■ **WORK ITEM**: Below are the records. Count the lines containing the string "this", and reply with the number alone.

■ **GIVEN RECORDS**:
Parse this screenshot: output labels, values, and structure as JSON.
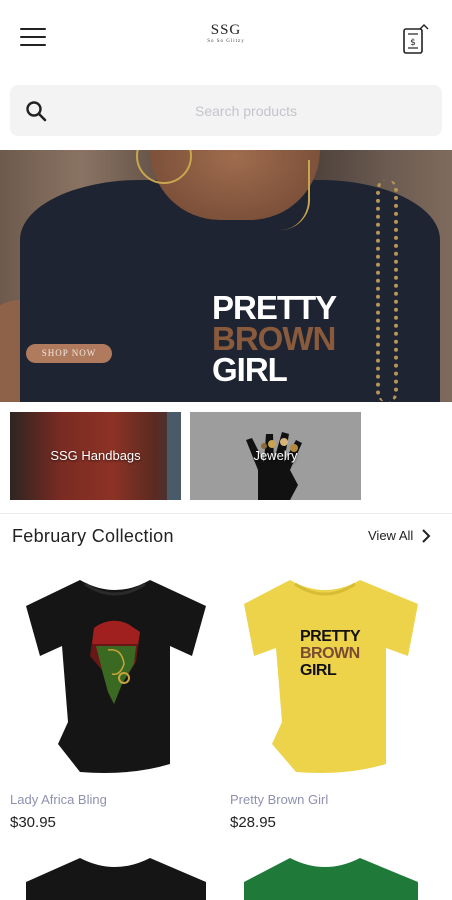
{
  "header": {
    "logo_main": "SSG",
    "logo_sub": "So So Glitzy"
  },
  "search": {
    "placeholder": "Search products"
  },
  "hero": {
    "line1": "PRETTY",
    "line2": "BROWN",
    "line3": "GIRL",
    "cta": "SHOP NOW"
  },
  "categories": [
    {
      "label": "SSG Handbags"
    },
    {
      "label": "Jewelry"
    }
  ],
  "section": {
    "title": "February Collection",
    "view_all": "View All"
  },
  "products": [
    {
      "name": "Lady Africa Bling",
      "price": "$30.95",
      "shirt_color": "#151515"
    },
    {
      "name": "Pretty Brown Girl",
      "price": "$28.95",
      "shirt_color": "#ecd34a",
      "print": {
        "line1": "PRETTY",
        "line2": "BROWN",
        "line3": "GIRL"
      }
    },
    {
      "shirt_color": "#151515"
    },
    {
      "shirt_color": "#1f7a3a"
    }
  ],
  "colors": {
    "hero_accent": "#8a5a3c",
    "product_name": "#8f90b0",
    "search_bg": "#f3f3f3"
  }
}
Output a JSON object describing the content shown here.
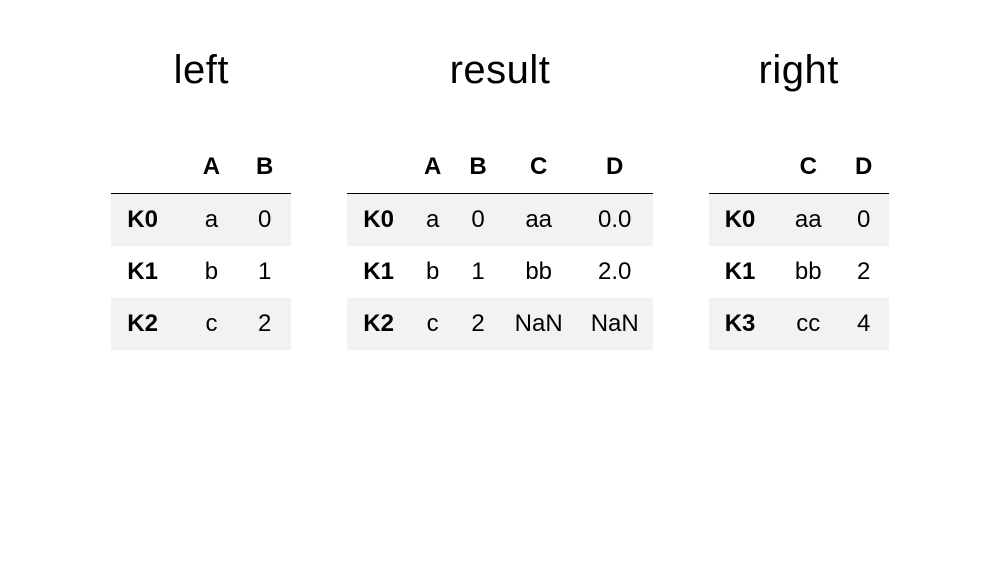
{
  "titles": {
    "left": "left",
    "result": "result",
    "right": "right"
  },
  "tables": {
    "left": {
      "columns": [
        "A",
        "B"
      ],
      "index": [
        "K0",
        "K1",
        "K2"
      ],
      "data": [
        [
          "a",
          "0"
        ],
        [
          "b",
          "1"
        ],
        [
          "c",
          "2"
        ]
      ]
    },
    "result": {
      "columns": [
        "A",
        "B",
        "C",
        "D"
      ],
      "index": [
        "K0",
        "K1",
        "K2"
      ],
      "data": [
        [
          "a",
          "0",
          "aa",
          "0.0"
        ],
        [
          "b",
          "1",
          "bb",
          "2.0"
        ],
        [
          "c",
          "2",
          "NaN",
          "NaN"
        ]
      ]
    },
    "right": {
      "columns": [
        "C",
        "D"
      ],
      "index": [
        "K0",
        "K1",
        "K3"
      ],
      "data": [
        [
          "aa",
          "0"
        ],
        [
          "bb",
          "2"
        ],
        [
          "cc",
          "4"
        ]
      ]
    }
  },
  "chart_data": [
    {
      "type": "table",
      "title": "left",
      "columns": [
        "A",
        "B"
      ],
      "index": [
        "K0",
        "K1",
        "K2"
      ],
      "rows": [
        {
          "A": "a",
          "B": 0
        },
        {
          "A": "b",
          "B": 1
        },
        {
          "A": "c",
          "B": 2
        }
      ]
    },
    {
      "type": "table",
      "title": "result",
      "columns": [
        "A",
        "B",
        "C",
        "D"
      ],
      "index": [
        "K0",
        "K1",
        "K2"
      ],
      "rows": [
        {
          "A": "a",
          "B": 0,
          "C": "aa",
          "D": 0.0
        },
        {
          "A": "b",
          "B": 1,
          "C": "bb",
          "D": 2.0
        },
        {
          "A": "c",
          "B": 2,
          "C": null,
          "D": null
        }
      ]
    },
    {
      "type": "table",
      "title": "right",
      "columns": [
        "C",
        "D"
      ],
      "index": [
        "K0",
        "K1",
        "K3"
      ],
      "rows": [
        {
          "C": "aa",
          "D": 0
        },
        {
          "C": "bb",
          "D": 2
        },
        {
          "C": "cc",
          "D": 4
        }
      ]
    }
  ]
}
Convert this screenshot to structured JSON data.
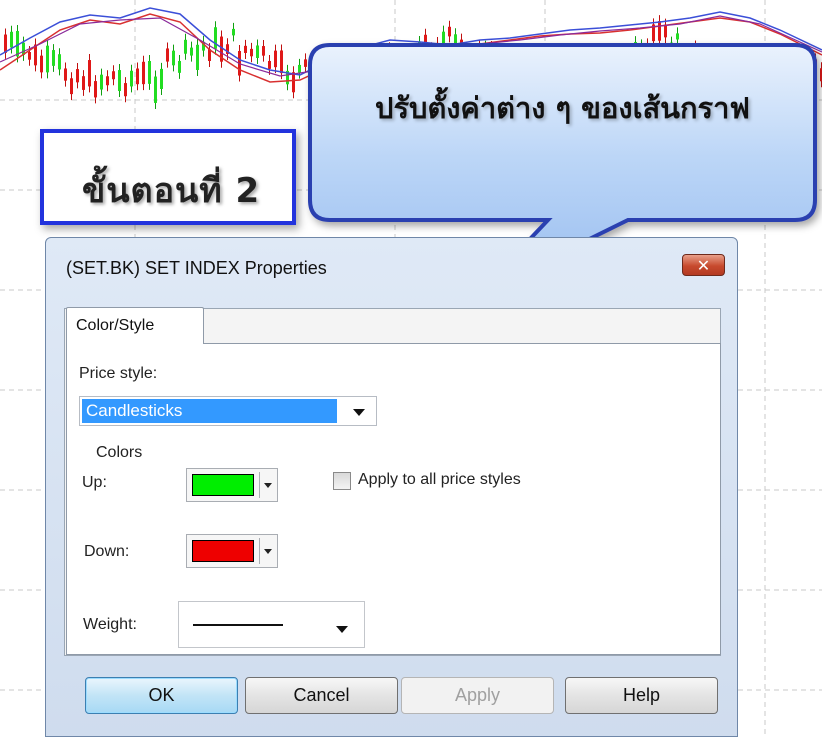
{
  "step_label": "ขั้นตอนที่ 2",
  "callout_text": "ปรับตั้งค่าต่าง ๆ ของเส้นกราฟ",
  "dialog": {
    "title": "(SET.BK) SET INDEX Properties",
    "close_label": "✕",
    "tab_label": "Color/Style",
    "price_style_label": "Price style:",
    "price_style_value": "Candlesticks",
    "colors_label": "Colors",
    "up_label": "Up:",
    "up_color": "#00ee00",
    "down_label": "Down:",
    "down_color": "#ee0000",
    "apply_all_label": "Apply to all price styles",
    "weight_label": "Weight:",
    "buttons": {
      "ok": "OK",
      "cancel": "Cancel",
      "apply": "Apply",
      "help": "Help"
    }
  },
  "colors": {
    "step_border": "#2233dd",
    "callout_fill": "#a8c8f4",
    "callout_border": "#2a3fb0",
    "selection": "#3399ff"
  }
}
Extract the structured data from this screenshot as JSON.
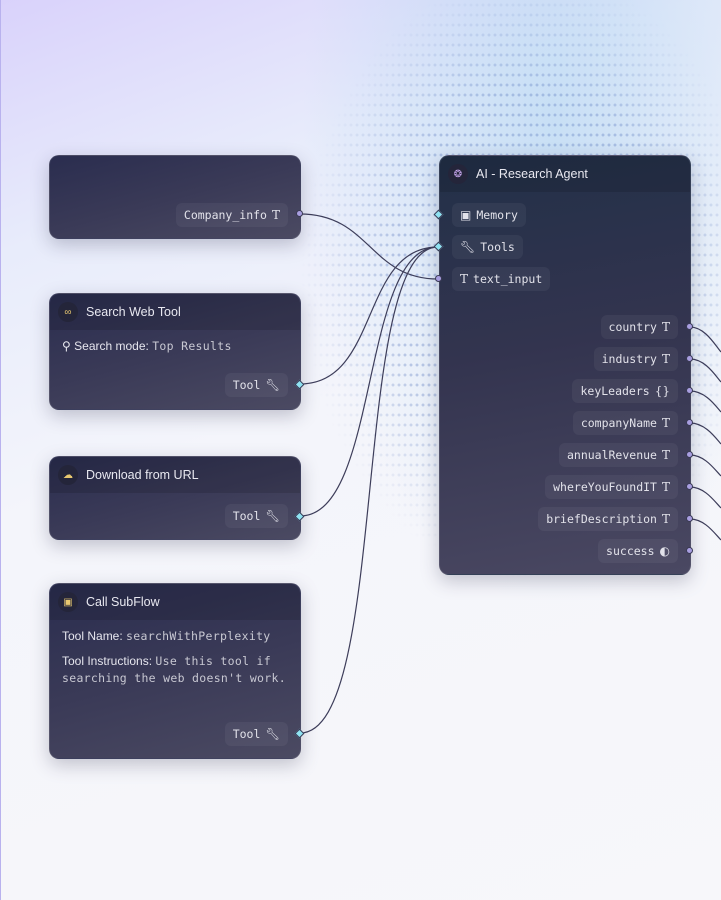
{
  "nodes": {
    "input": {
      "output": "Company_info",
      "output_type_icon": "text-type-icon"
    },
    "search": {
      "title": "Search Web Tool",
      "icon": "binoculars-icon",
      "mode_label": "Search mode:",
      "mode_value": "Top Results",
      "output": "Tool"
    },
    "download": {
      "title": "Download from URL",
      "icon": "cloud-download-icon",
      "output": "Tool"
    },
    "subflow": {
      "title": "Call SubFlow",
      "icon": "robot-icon",
      "name_label": "Tool Name:",
      "name_value": "searchWithPerplexity",
      "instr_label": "Tool Instructions:",
      "instr_value": "Use this tool if searching the web doesn't work.",
      "output": "Tool"
    },
    "agent": {
      "title": "AI - Research Agent",
      "icon": "brain-icon",
      "inputs": [
        {
          "label": "Memory",
          "icon": "chip-icon"
        },
        {
          "label": "Tools",
          "icon": "wrench-icon"
        },
        {
          "label": "text_input",
          "icon": "text-type-icon"
        }
      ],
      "outputs": [
        {
          "label": "country",
          "type": "T"
        },
        {
          "label": "industry",
          "type": "T"
        },
        {
          "label": "keyLeaders",
          "type": "{}"
        },
        {
          "label": "companyName",
          "type": "T"
        },
        {
          "label": "annualRevenue",
          "type": "T"
        },
        {
          "label": "whereYouFoundIT",
          "type": "T"
        },
        {
          "label": "briefDescription",
          "type": "T"
        },
        {
          "label": "success",
          "type": "◐"
        }
      ]
    }
  },
  "colors": {
    "edge": "#3d3d5a",
    "port_data": "#a89ee0",
    "port_tool": "#8fe3f2",
    "node_bg": "#34354f"
  }
}
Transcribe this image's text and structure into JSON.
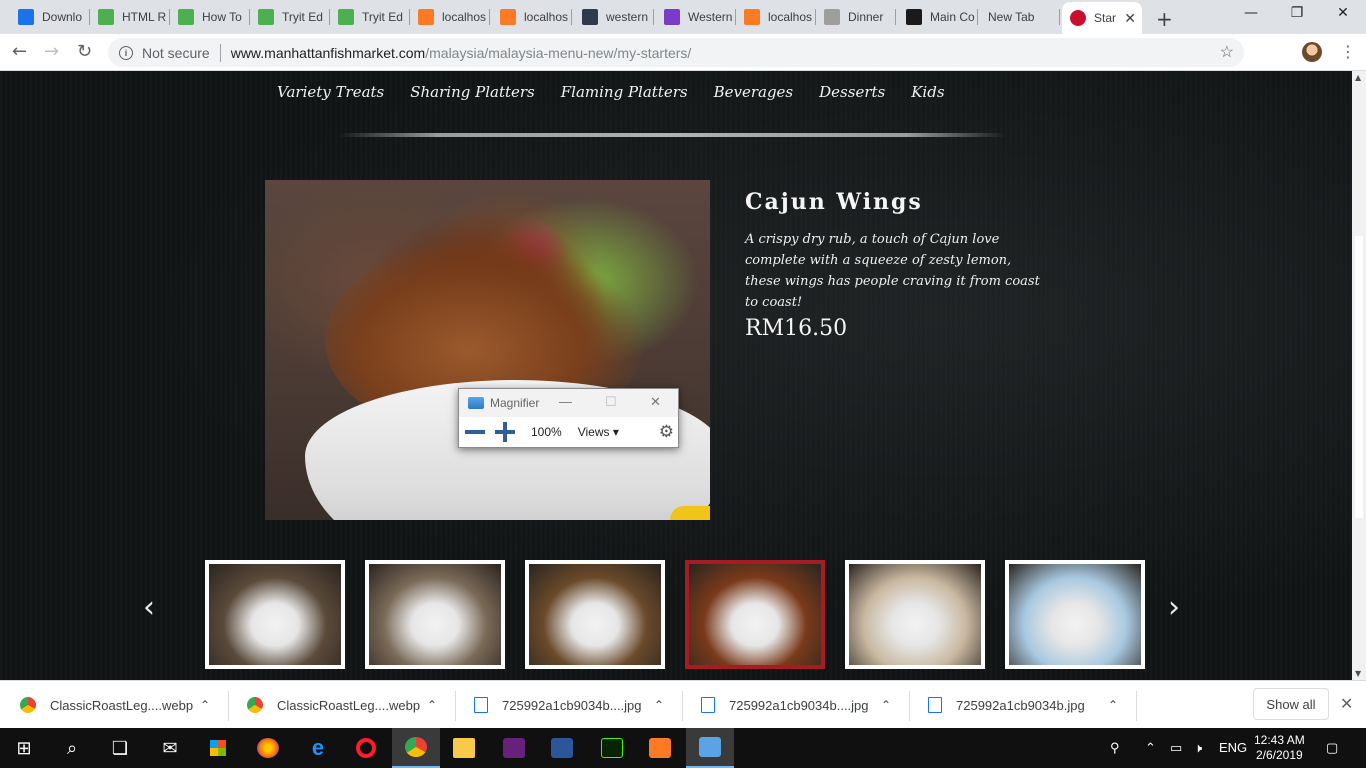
{
  "browser": {
    "tabs": [
      {
        "label": "Downlo",
        "icon": "download-icon",
        "color": "#1a73e8"
      },
      {
        "label": "HTML R",
        "icon": "w3schools-icon",
        "color": "#4caf50"
      },
      {
        "label": "How To",
        "icon": "w3schools-icon",
        "color": "#4caf50"
      },
      {
        "label": "Tryit Ed",
        "icon": "w3schools-icon",
        "color": "#4caf50"
      },
      {
        "label": "Tryit Ed",
        "icon": "w3schools-icon",
        "color": "#4caf50"
      },
      {
        "label": "localhos",
        "icon": "xampp-icon",
        "color": "#fb7a24"
      },
      {
        "label": "localhos",
        "icon": "xampp-icon",
        "color": "#fb7a24"
      },
      {
        "label": "western",
        "icon": "site-icon",
        "color": "#2f3b4c"
      },
      {
        "label": "Western",
        "icon": "gemini-icon",
        "color": "#7a3cc8"
      },
      {
        "label": "localhos",
        "icon": "xampp-icon",
        "color": "#fb7a24"
      },
      {
        "label": "Dinner",
        "icon": "page-icon",
        "color": "#9e9e9e"
      },
      {
        "label": "Main Co",
        "icon": "scribd-icon",
        "color": "#1a1a1a"
      },
      {
        "label": "New Tab",
        "icon": "",
        "color": ""
      }
    ],
    "active_tab": {
      "label": "Star",
      "icon": "manhattan-fish-market-icon",
      "color": "#c8102e"
    },
    "url_security": "Not secure",
    "url_domain": "www.manhattanfishmarket.com",
    "url_path": "/malaysia/malaysia-menu-new/my-starters/"
  },
  "page": {
    "menu": [
      "Variety Treats",
      "Sharing Platters",
      "Flaming Platters",
      "Beverages",
      "Desserts",
      "Kids"
    ],
    "item_title": "Cajun Wings",
    "item_description": "A crispy dry rub, a touch of Cajun love complete with a squeeze of zesty lemon, these wings has people craving it from coast to coast!",
    "item_price": "RM16.50",
    "thumbnails": [
      {
        "name": "starter-1",
        "color": "#5a4a3a",
        "selected": false
      },
      {
        "name": "starter-2",
        "color": "#7a6a58",
        "selected": false
      },
      {
        "name": "starter-3",
        "color": "#6a4a2a",
        "selected": false
      },
      {
        "name": "starter-4",
        "color": "#7a3a1a",
        "selected": true
      },
      {
        "name": "starter-5",
        "color": "#c9b8a0",
        "selected": false
      },
      {
        "name": "starter-6",
        "color": "#a8c8e0",
        "selected": false
      }
    ],
    "selected_border_color": "#a51c24"
  },
  "magnifier": {
    "title": "Magnifier",
    "zoom": "100%",
    "views_label": "Views"
  },
  "downloads": {
    "items": [
      {
        "name": "ClassicRoastLeg....webp",
        "type": "chrome"
      },
      {
        "name": "ClassicRoastLeg....webp",
        "type": "chrome"
      },
      {
        "name": "725992a1cb9034b....jpg",
        "type": "img"
      },
      {
        "name": "725992a1cb9034b....jpg",
        "type": "img"
      },
      {
        "name": "725992a1cb9034b.jpg",
        "type": "img"
      }
    ],
    "show_all_label": "Show all"
  },
  "taskbar": {
    "language": "ENG",
    "time": "12:43 AM",
    "date": "2/6/2019"
  }
}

■ **OUTPUT**: 5